Canoe & Kayak Camping Wisconsin: Bittersweet Lakes State Natural Area
The sprawling Northern Highland-American Legion State Forest encompasses more than 232,000 acres in northern Wisconsin. The State Forest was designated to protect the headwaters of the Wisconsin, Flambeau and Manitowish rivers and its boundaries comprise the highest concentration of Wisconsin’s lakes.
Four of those lakes; Prong, Bittersweet, Smith and Oberlin, are collectively known as the Bittersweet Lakes, a State Natural Area within the Forest. And while there’s not many State Natural Areas you can camp at, this one you can. These lakes are small, undeveloped, and are sometimes considered a miniature version of Boundary Waters because of the short overland portages needed to lake-hop to each of the four. And of course, since there are no motorboats or motors allowed, this quiet and remote setting is a perfect place for an intimate overnight paddling excursion.
Paddling Style: Flatwater Paddling
Best Suited For: Canoes + Kayaks
Camping Location: Lakeside
Availability: First Come, First Served + Reservable Designated Sites
Paddle-in: Yes | Walk-in: No
Camping Fee: Yes | Camping Permit: No
There are five primitive sites which are reservable from May 1st through Labor Day. After which, they are available on a first-come, first-served basis. If you’re choosing the latter, you must register at Clear Lake Visitor station prior to take-off. If you’re looking to reserve a site through the reservation system, the park you want to choose is the “Northern Highland-American Legion State Forest”, then “South Campgrounds”. All campsites have a tent pad, picnic table and fire ring. Sites are limited to a maximum of six people and may be occupied for up to 14 nights.
The recommended landing is off Highway 70 at Prong Lake, where you’ll need to hike-in your boat and gear. Between the lakes, you’ll also need to shuttle at the marked portage trails to get to the next lake. The portages between the lakes are relatively short, but consider some wheels for easier-wheeling if you think you’ll need it. And though these are small lakes, they are still remote, so share your plan with others and be prepared to practice pack-in, pack-out, Leave-No-Trace ethics.
Paddling Bittersweet Lakes:

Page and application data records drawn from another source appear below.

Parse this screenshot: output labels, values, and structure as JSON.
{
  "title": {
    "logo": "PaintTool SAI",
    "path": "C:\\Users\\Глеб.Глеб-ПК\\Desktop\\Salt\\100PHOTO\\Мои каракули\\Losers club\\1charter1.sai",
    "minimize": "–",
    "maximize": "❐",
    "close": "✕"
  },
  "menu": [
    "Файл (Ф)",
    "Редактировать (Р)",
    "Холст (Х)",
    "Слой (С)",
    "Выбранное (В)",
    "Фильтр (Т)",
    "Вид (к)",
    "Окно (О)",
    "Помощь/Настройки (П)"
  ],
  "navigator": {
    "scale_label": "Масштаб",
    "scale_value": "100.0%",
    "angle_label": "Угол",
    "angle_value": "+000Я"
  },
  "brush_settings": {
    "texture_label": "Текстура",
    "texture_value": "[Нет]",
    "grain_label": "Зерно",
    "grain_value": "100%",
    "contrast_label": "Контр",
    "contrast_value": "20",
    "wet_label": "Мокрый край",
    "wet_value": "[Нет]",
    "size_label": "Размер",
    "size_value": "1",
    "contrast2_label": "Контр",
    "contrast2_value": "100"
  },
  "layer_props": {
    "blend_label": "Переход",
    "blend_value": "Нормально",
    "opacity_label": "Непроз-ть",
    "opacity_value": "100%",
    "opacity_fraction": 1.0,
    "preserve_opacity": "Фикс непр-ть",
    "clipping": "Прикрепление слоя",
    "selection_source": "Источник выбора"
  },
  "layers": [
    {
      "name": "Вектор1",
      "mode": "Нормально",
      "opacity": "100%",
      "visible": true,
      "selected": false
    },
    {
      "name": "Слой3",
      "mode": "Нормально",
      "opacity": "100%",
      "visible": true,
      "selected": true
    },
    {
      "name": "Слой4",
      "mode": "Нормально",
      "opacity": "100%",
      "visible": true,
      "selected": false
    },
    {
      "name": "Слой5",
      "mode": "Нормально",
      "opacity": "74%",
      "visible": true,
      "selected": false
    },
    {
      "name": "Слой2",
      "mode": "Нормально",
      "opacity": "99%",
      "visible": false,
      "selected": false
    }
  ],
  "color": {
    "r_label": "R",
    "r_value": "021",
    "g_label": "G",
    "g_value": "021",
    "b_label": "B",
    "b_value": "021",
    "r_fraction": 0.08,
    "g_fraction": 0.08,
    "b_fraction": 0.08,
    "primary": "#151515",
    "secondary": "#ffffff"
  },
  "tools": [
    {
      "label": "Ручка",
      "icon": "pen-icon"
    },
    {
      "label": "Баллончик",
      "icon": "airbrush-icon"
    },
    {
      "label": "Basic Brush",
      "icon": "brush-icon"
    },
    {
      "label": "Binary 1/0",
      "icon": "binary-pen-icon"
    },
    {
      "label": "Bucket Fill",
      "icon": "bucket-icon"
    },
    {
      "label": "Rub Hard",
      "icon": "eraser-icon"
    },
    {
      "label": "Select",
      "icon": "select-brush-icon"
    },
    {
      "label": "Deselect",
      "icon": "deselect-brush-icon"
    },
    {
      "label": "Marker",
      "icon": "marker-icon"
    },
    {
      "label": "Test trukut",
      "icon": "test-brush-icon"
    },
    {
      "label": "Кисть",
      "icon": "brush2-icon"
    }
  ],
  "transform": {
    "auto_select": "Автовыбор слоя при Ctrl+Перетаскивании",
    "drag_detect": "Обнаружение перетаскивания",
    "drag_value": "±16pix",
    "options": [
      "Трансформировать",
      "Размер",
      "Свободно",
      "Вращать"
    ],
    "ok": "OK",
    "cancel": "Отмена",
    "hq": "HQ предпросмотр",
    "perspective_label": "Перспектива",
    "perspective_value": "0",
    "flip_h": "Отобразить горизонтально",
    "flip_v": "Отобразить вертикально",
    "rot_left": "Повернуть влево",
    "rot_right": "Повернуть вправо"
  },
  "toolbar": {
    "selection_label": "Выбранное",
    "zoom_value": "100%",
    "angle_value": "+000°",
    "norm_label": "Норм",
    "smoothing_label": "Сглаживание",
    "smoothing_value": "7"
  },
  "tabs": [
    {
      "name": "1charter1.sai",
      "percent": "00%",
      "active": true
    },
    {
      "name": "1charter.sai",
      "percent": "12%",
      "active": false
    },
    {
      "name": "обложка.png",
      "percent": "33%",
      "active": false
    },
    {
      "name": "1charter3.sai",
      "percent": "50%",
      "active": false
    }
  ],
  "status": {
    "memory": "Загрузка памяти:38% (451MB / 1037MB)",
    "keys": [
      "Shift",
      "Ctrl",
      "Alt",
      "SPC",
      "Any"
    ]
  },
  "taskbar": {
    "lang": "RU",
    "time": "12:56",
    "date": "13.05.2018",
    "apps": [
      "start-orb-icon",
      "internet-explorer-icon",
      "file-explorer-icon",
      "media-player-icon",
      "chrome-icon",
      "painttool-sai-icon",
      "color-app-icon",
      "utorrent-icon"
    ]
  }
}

The four lakes are relatively small, which offers an intimate flatwater paddling experience (the longest from end-to-end isn’t even a mile-long). Within these wild lakes, you’ll no doubt see eagles and osprey which frequently hunt for food in the lakes. As you should too, since walleye, pike and panfish are plentiful. One unique aspect about the forested surroundings are that the red, white pine and hemlock trees are the oldest groves within the expansive Northern Highland-American Legion State Forest, which is why it’s been preserved as a State Natural Area.